Managing Director Hal Singer’s testimony has proved critical in the certification of a class of Invisalign direct purchasers in Simon and Simon, PC v. Align Technology, Inc. Plaintiff dental practices allege that orthodontics company Align Technology artificially inflated the price of its popular Invisalign clear aligners through a combination of anticompetitive practices. This marks the ninth time a district court has relied on an impact model from Dr. Singer in certifying a class in an antitrust matter. Five other courts have certified classes in consumer protection cases based on an impact model designed by Dr. Singer.

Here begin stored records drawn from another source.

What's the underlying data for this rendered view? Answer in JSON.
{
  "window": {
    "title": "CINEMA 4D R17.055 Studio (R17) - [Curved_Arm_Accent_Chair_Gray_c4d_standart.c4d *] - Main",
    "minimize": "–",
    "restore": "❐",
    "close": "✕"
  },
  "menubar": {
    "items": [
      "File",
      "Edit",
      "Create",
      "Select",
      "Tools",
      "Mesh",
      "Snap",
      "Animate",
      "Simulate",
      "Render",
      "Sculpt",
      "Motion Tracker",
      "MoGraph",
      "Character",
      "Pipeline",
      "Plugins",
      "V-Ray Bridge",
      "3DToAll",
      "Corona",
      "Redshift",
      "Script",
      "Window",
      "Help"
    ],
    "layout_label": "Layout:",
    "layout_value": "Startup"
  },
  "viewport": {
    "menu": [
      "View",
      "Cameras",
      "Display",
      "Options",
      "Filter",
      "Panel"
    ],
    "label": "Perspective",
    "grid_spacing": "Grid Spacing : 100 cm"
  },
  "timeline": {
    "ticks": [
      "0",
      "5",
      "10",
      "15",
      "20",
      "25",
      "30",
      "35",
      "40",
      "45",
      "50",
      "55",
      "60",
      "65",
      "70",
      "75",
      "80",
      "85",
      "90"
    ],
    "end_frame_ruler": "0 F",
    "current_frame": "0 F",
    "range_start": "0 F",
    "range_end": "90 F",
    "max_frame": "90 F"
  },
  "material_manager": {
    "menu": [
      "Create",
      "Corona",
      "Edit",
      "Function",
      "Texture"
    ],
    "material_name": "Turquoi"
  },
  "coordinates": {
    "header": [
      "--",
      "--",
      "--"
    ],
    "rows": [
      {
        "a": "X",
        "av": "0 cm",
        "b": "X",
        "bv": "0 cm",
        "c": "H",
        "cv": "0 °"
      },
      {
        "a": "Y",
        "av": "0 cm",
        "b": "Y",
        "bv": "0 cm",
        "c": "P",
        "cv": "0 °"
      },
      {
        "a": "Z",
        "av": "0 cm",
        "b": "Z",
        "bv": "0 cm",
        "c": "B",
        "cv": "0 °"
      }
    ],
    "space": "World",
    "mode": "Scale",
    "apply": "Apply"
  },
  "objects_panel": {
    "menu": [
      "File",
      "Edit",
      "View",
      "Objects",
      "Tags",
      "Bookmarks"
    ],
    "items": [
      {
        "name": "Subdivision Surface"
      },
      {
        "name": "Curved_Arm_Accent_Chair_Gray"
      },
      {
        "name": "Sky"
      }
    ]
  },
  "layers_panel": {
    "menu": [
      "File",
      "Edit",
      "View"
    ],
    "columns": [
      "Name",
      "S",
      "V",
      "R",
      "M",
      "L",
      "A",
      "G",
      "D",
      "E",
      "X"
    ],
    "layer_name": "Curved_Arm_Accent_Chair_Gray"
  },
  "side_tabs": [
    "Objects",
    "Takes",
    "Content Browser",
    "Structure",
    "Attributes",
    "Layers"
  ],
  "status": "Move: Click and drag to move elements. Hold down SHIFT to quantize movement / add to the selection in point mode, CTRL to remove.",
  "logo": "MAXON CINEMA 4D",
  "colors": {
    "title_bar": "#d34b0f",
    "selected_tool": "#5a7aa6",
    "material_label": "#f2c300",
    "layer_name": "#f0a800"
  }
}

Dr. Singer employed two different multiple regression methodologies to empirically test Plaintiffs’ claims; a traditional “before-and-during” regression model, and a two-stage regression model designed to assess Align’s foreclosure of customers under a “raising rivals’ cost” framework. The court found that “Singer’s models thus map directly onto the two theories of liability” and that his opinions “are reliable and capable of providing class-wide answers to the questions central to the plaintiffs’ claims.”
The court simultaneously rejected Align’s criticisms of Dr. Singer’s methodologies. The court found that Dr. Singer’s first “methodology is sufficiently reliable to support a classwide showing of antitrust impact and damages” and that “Singer adequately articulated rational criteria that he used for ruling in certain [foreclosing] agreements and ruling out others” in his second methodology. The court also rejected Align’s allegations of a “Comcast” problem, finding that that Dr. Singer’s models allowed him to isolate each element of Plaintiffs’ allegations in isolation if need be.
The November 2023 class certification decision for Simon and Simon, PC v. Align Technology, Inc. can be found here. Dr. Singer was aided by Econ One Economists Augustus Urschel, Chris Sojourner, and Omer Gold.